Mesut Ozil has expressed his disappointment at Arsenal's reaction when he called out the alleged mistreatment of Uighur Muslims in China and insisted only he will decide his future with a year left to run on his current deal.
In December, the former Germany international posted on social media about the Uighur population and called them "warriors who resist persecution".
Arsenal did not criticise Ozil for making the comments, instead posting on their page on the Chinese social media site Weibo that the club "always adheres to the principles" of not getting involved in politics.
Since then Premier League clubs have supported the Black Lives Matter movement after George Floyd was killed in America and the Gunners playmaker, while pleased, would have liked similar support.
Ozil told The Athletic: "It doesn't matter what religion or colour you are — Muslim, Christian, Jew, black, white or anything else. We are all the same.
"What I said was not against Chinese people, it was against whoever is doing this to the Uighur Muslims and other people who are not helping them, such as other Muslim countries.
"I have given a lot to Arsenal, on and off the pitch, so the reaction was disappointing. They said they don't get involved in politics but this isn't politics and they have got involved in other issues.
"In America, we saw George Floyd killed and the world spoke up to say Black Lives Matter, and that is correct. We are all equal and it's a good thing that people fight against injustice.
"There are a lot of black players and fans of Arsenal and it's fantastic the club is backing them, but I wish people would have done the same for the Muslims because Arsenal have many Muslim players and fans as well, and it is important for the world to say that Muslim Lives Matter."
At the start of 2018, Ozil agreed a new three-and-a-half-year deal with Arsenal worth a reported £350,000 per week.
The 31-year-old has failed to be a regular under different managers since, but has no plans to move on this summer.

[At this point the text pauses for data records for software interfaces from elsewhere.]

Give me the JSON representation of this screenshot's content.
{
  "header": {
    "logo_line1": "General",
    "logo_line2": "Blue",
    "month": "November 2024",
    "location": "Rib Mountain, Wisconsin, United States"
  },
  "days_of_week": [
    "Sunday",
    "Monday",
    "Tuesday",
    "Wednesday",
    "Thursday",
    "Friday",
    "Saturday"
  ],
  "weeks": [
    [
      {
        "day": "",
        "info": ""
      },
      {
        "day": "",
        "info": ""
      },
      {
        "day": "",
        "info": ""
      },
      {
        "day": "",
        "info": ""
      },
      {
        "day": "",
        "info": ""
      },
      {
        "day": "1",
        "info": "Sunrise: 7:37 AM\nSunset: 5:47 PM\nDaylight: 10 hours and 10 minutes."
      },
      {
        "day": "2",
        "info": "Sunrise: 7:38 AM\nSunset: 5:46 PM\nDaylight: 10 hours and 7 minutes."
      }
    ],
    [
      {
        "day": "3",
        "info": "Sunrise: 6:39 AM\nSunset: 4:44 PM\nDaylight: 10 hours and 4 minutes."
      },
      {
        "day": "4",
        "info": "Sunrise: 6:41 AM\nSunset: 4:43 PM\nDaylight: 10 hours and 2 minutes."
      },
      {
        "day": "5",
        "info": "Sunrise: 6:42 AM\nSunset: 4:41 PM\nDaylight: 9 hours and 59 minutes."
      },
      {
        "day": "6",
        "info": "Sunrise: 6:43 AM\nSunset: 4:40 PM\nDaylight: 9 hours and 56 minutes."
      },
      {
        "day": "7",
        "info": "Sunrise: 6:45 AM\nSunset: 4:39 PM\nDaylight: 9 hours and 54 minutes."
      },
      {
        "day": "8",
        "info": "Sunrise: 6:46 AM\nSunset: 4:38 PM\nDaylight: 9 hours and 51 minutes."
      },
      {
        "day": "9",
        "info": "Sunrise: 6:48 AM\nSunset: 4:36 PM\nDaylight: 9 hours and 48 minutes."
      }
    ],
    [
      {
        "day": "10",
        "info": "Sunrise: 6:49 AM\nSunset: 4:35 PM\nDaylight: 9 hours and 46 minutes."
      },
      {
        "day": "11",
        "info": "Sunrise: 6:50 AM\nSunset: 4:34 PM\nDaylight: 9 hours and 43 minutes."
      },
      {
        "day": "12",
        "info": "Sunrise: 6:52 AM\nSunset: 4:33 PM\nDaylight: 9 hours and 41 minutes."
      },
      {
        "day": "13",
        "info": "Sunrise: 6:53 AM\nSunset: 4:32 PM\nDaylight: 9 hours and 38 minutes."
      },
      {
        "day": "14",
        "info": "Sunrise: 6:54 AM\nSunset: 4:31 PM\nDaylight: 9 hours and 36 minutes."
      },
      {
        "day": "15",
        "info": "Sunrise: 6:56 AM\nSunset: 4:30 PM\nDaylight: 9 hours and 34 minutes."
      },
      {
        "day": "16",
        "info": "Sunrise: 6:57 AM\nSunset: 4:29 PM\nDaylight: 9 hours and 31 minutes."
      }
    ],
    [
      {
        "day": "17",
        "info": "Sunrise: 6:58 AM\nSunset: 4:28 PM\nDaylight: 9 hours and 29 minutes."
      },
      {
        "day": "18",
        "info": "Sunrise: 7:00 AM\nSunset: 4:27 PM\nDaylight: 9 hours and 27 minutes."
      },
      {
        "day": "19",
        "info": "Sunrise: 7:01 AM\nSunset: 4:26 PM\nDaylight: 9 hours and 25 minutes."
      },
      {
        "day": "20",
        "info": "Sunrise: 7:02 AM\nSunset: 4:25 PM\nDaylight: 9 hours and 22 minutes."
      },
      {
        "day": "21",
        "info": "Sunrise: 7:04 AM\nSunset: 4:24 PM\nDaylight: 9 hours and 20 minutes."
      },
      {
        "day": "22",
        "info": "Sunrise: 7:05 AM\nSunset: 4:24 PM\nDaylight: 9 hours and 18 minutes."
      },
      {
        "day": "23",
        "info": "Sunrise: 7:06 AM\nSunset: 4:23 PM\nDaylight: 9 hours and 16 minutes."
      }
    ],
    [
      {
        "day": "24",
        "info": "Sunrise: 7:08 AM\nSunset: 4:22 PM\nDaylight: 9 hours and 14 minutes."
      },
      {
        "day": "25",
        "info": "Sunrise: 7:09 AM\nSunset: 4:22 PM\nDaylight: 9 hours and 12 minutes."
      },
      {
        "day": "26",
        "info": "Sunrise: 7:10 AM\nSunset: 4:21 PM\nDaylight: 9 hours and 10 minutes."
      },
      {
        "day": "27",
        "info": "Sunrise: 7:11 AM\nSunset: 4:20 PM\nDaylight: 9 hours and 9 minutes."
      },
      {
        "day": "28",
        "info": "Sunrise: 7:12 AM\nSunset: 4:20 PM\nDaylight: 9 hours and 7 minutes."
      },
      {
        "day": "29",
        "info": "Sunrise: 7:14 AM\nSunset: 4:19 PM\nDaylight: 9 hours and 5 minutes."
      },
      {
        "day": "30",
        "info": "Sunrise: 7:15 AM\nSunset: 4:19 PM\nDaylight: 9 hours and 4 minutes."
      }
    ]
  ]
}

"I'll decide when I go, not other people," Ozil added. "Things have obviously been difficult but I love Arsenal, I love to work there, I love the people in the club — the real people, those I've been with for a long time — and I love London, it's my home.
"Whatever happened in the last two seasons, I'm happy and very strong mentally. I never give up on anything. I want to help my team and I'll fight for it. If I'm fit, I know what I can do on the pitch."
New Gunners head coach Mikel Arteta failed to give Ozil any playing time after lockdown ended with his last appearance on March 7 against West Ham.
While the league was suspended, Arsenal's first-team squad, Arteta and key coaching staff agreed a 12.5 per cent pay cut to help the club deal with the fallout of the coronavirus crisis.
Four months after that decision in April, it was announced last week that 55 staff at the club would be made redundant.
"I'm not afraid to stand up for what I feel is right — and when you see what has happened now with the jobs, maybe I was," Ozil said.
"As players, we all wanted to contribute. But we needed more information and many questions were unanswered. Everyone was fine with a deferral while there was so much uncertainty — I would have been OK to take a bigger share — and then a cut if required, once the football and financial outlook was clearer.
"But we were rushed into it without proper consultation. For anyone in this situation, you have a right to know everything.
Arsenal declined to comment when approached by the PA news agency.